## [REQUIREMENT]
Could you filter the listing for lines with the word "JSON" and return them?

## [EXTRACTED INFORMATION]
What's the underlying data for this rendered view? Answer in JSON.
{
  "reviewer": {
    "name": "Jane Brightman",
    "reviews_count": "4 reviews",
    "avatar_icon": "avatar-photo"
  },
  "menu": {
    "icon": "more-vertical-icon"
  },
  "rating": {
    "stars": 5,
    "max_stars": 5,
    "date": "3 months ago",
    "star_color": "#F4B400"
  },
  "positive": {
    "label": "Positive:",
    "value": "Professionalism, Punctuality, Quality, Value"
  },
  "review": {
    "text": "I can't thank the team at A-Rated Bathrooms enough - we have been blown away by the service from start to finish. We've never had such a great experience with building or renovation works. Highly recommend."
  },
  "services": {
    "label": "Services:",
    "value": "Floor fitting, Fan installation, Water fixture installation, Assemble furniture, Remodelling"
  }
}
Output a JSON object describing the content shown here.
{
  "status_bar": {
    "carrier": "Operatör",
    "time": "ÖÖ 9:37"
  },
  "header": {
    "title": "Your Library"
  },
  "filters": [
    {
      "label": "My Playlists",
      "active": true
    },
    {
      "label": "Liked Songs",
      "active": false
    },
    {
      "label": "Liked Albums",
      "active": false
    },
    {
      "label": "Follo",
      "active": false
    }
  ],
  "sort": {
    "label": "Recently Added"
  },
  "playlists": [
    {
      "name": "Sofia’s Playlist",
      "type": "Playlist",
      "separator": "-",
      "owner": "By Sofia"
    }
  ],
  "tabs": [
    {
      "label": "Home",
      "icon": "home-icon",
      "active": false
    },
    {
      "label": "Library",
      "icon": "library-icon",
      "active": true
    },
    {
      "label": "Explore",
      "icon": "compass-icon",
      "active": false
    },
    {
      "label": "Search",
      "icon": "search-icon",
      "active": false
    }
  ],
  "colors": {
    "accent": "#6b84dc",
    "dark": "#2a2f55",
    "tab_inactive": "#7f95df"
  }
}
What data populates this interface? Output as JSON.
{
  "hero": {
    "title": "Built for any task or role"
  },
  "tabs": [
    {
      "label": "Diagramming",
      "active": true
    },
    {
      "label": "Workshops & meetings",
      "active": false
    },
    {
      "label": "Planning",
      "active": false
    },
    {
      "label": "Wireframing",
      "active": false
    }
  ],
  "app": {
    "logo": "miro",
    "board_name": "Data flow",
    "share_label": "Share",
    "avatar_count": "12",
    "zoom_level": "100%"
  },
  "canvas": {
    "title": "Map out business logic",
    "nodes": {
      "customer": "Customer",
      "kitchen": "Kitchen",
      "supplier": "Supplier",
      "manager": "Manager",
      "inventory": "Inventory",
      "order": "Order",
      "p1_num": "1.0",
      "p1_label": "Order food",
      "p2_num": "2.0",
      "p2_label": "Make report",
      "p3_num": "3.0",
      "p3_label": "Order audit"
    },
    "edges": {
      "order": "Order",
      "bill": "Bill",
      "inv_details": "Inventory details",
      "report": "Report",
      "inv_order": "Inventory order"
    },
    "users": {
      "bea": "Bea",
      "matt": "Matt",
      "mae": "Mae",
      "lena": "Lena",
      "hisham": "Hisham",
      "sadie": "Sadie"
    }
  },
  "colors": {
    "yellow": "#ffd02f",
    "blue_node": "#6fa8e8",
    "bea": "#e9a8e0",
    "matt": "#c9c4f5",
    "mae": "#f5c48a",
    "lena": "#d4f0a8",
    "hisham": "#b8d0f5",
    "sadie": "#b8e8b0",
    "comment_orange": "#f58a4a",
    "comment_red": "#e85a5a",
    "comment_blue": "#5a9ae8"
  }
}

## [EXPECTED ANSWER]
What's the underlying data for this rendered view? Answer in JSON.
Output a JSON object describing the content shown here.
What data populates this interface? Output as JSON.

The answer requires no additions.